◆ Try it
Read through the records below and copy each line that uses the word "name".
# # #
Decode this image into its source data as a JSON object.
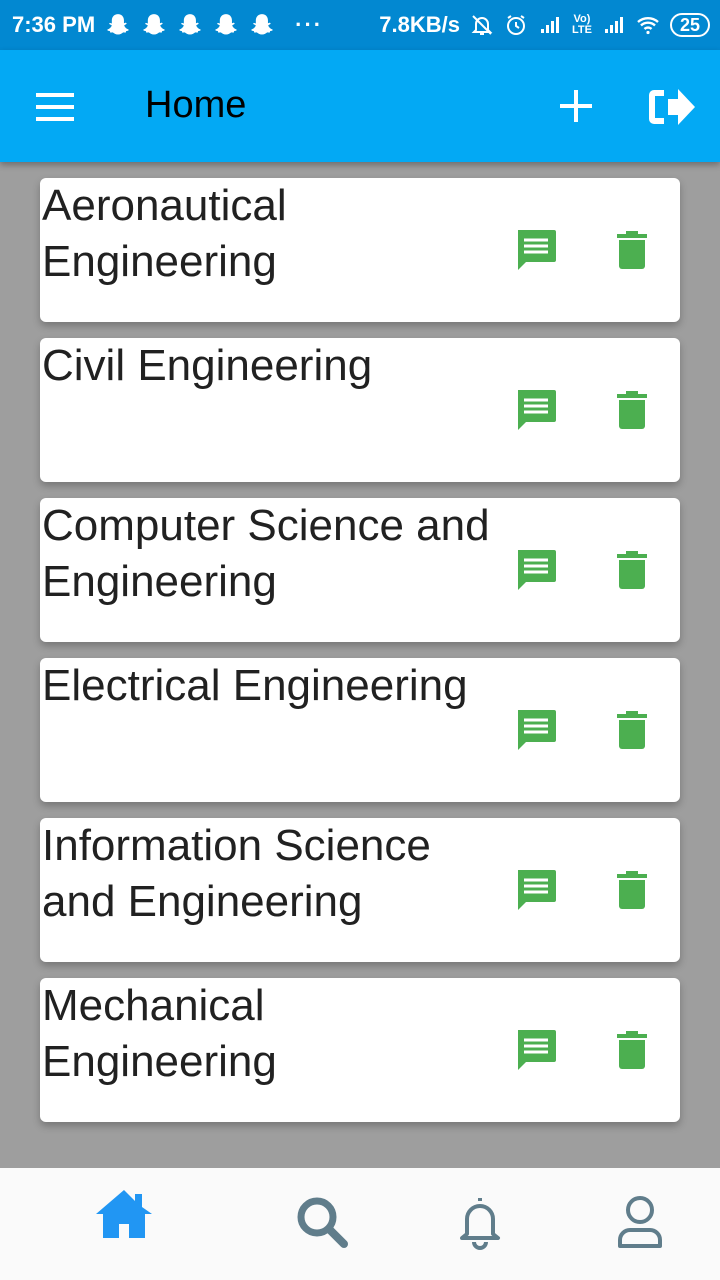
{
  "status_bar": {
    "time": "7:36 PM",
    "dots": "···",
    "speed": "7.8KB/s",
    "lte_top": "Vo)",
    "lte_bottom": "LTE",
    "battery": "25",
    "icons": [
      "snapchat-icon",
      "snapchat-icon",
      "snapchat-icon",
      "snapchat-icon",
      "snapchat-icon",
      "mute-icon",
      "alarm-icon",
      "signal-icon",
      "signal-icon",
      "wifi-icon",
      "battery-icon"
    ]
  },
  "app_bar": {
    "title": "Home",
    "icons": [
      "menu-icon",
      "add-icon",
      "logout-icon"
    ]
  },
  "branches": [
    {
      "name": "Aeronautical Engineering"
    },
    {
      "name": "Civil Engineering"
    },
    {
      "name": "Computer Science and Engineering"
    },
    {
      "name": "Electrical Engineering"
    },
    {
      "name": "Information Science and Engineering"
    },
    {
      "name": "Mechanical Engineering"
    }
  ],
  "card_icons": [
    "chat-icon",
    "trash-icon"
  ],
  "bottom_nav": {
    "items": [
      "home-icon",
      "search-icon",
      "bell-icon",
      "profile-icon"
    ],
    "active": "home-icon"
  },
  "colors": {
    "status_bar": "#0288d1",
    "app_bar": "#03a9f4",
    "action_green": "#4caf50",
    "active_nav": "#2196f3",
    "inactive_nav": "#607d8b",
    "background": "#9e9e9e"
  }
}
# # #
◆ Your response
      "name": "Aeronautical Engineering"
      "name": "Civil Engineering"
      "name": "Computer Science and Engineering"
      "name": "Electrical Engineering"
      "name": "Information Science and Engineering"
      "name": "Mechanical Engineering"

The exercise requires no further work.